The Marine pilots had had a real ordeal. The second Harrier pilot apparently succeeded in getting back to safety without having to eject. In the first AV-8B, Captain Scott Walsh of squadron VMA-542 ejected, making a shaky but safe parachute landing. He was eventually rescued by a Navy SH-60B helicopter – only the third combat rescue of the war. Before the SH-60B appeared, Solomonson and Marks got on the air with an offer to help out in the search and rescue for Walsh, but the FAC told them to continue on because he had enemy tanks on the ground and the Americans on the ground needed help immediately.
Arriving on the scene, Marks was surprised that American ground forces had pushed so far forward. “The targets were parked in revetments on both sides of a major road running west out of Kuwait City.”
In a fast and furious engagement, Solomonson and Marks took out eight more tanks, six with Mavericks and two with cannon tire.
Their long day was not finished.
The pilots returned to their main base, re-armed, and launched again to support Marines who were now probing at the outskirts of Kuwait City. The A-10A pilots were told to remain on station while Saudi artillery fired into the target area. Then, the A-10As moved in and set seven more tanks afire.
Says Marks, “We called in our bomb damage assessment to the wing operations center and they said we’d set an all-time record for Maverick and bullet [cannon] kills.”
As Solomonson explained the success of the A-10, “We’re impressing a lot of people. We’re coming in with more confirmed bomb damage than any other jet. No kidding, see the targets and know they are destroyed. We also only report the stuff we see blowing up or on fire. The other jets that fly a lot faster, a lot higher, but don’t drop nearly as much stuff, nor can they hang out in the target area as long as we can.”
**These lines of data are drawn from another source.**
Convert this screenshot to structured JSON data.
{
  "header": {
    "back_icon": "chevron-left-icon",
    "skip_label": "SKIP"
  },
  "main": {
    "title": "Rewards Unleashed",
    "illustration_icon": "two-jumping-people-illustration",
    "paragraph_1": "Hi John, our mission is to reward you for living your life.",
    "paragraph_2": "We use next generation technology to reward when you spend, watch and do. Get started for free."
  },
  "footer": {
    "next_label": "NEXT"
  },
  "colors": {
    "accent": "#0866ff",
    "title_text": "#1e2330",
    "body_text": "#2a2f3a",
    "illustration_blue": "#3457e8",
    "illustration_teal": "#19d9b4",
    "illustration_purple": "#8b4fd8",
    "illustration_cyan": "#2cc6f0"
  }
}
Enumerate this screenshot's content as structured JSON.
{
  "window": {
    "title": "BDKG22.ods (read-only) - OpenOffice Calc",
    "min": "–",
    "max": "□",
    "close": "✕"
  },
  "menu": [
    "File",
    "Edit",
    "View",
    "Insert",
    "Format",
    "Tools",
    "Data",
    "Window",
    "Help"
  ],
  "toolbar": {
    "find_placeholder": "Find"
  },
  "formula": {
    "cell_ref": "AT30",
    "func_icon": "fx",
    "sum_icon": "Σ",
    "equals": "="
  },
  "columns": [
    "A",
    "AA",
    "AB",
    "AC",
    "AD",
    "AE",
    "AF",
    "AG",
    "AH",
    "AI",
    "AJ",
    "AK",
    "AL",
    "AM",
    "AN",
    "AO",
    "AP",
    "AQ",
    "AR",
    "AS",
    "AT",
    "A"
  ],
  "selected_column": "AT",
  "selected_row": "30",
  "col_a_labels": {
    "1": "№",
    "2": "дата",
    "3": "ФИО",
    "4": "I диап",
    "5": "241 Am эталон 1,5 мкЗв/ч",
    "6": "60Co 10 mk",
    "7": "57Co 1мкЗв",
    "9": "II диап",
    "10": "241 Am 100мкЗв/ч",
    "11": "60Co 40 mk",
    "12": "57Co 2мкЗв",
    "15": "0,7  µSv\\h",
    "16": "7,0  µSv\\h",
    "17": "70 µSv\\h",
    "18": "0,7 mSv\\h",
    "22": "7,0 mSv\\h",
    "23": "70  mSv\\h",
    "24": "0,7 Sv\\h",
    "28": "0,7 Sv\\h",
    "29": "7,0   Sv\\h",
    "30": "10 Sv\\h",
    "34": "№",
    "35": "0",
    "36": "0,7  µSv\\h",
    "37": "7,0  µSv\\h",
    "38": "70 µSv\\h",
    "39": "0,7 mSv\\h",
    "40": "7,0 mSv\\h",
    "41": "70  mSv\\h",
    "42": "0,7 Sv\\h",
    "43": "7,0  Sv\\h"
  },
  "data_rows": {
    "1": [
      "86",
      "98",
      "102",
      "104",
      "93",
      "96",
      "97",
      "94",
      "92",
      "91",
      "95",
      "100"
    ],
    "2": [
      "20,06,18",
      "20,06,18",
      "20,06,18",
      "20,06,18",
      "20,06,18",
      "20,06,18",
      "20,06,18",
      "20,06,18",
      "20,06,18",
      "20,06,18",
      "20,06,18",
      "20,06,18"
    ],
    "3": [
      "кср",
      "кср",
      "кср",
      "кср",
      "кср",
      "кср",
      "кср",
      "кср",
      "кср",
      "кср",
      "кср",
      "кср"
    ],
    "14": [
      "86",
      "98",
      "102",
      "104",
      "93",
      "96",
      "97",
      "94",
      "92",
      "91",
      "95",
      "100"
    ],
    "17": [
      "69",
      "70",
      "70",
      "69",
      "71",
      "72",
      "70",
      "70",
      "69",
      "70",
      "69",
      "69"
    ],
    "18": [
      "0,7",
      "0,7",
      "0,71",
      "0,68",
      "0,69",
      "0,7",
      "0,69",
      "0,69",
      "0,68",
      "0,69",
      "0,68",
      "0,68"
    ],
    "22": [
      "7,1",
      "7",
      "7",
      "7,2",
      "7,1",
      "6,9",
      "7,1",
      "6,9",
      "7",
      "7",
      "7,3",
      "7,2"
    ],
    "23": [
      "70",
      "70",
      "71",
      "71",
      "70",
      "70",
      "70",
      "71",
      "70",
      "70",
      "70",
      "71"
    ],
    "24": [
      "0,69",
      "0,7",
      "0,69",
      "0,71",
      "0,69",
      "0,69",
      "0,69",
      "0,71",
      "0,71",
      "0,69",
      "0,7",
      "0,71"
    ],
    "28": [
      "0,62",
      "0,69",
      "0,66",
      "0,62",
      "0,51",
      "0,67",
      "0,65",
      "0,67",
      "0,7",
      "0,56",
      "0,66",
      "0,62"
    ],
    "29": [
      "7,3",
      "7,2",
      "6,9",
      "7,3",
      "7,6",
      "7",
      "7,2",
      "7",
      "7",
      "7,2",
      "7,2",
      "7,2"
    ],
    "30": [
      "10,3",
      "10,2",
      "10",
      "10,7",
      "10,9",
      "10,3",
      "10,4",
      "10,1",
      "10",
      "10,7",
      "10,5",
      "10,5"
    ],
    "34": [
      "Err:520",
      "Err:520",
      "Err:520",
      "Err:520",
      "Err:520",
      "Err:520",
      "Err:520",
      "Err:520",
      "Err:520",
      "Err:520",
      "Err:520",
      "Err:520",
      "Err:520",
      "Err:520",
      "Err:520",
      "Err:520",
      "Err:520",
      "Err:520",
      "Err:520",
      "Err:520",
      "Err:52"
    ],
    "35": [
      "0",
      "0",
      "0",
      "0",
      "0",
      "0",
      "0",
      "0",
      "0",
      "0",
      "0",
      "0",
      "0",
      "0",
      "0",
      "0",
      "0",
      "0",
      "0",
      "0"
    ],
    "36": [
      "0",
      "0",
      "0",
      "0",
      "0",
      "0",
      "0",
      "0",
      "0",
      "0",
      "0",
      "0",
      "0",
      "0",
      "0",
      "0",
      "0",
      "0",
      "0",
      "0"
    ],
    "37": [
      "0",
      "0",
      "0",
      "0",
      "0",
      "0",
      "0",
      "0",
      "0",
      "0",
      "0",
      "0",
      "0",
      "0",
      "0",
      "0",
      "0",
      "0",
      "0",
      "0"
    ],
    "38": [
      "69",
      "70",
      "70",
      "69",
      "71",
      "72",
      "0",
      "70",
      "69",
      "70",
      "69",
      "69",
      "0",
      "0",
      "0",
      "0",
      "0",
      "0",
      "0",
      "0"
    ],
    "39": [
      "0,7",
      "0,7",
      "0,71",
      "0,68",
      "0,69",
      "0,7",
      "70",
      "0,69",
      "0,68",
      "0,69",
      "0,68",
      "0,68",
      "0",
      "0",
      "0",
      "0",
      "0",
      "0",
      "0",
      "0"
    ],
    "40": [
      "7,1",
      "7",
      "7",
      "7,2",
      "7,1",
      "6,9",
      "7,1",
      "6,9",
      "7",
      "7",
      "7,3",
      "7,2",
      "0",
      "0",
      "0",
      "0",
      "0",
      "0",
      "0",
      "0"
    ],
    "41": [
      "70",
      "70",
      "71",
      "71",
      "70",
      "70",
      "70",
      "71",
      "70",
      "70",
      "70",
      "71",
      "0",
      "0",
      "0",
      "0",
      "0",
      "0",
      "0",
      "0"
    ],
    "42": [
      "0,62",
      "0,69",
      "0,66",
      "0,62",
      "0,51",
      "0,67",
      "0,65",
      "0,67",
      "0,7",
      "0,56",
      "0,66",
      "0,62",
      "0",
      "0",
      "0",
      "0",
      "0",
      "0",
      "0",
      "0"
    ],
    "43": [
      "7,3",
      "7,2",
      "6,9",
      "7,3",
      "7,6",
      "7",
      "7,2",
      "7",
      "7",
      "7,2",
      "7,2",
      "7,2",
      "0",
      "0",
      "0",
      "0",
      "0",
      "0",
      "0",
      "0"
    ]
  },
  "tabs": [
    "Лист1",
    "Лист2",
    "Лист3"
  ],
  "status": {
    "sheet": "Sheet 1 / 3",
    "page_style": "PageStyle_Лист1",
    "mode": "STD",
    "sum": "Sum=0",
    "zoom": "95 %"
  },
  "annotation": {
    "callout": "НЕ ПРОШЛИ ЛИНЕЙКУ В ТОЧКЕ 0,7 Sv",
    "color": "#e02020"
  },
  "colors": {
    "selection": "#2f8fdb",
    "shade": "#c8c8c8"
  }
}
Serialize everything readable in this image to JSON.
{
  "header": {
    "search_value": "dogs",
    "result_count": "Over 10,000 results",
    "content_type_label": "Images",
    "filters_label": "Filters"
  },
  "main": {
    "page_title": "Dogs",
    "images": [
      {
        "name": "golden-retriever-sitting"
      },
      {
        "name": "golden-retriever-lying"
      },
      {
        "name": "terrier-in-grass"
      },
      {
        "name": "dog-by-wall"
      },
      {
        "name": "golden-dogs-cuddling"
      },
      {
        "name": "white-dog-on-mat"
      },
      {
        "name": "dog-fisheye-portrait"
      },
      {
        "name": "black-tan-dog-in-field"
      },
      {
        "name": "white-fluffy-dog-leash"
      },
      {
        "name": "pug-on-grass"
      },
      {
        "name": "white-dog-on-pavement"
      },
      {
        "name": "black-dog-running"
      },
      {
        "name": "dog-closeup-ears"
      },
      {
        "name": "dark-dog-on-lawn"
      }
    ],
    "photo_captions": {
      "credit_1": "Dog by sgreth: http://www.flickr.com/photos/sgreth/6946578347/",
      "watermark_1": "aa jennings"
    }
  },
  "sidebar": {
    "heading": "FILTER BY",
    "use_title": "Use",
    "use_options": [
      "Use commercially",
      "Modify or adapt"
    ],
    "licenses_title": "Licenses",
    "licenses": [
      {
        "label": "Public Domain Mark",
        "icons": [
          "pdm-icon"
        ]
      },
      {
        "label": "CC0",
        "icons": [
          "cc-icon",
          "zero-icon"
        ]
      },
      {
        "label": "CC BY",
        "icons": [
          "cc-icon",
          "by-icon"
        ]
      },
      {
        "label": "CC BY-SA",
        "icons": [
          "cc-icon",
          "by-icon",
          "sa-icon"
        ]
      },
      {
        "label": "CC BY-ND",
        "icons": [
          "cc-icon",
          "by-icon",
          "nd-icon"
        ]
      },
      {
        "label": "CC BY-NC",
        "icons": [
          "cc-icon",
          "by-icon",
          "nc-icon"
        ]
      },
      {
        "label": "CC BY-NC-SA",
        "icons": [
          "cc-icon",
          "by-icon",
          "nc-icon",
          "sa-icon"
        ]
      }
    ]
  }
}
Photo credit: U.S. Air Force and U.S. Army
Artwork courtesy of AircraftProfilePrints.com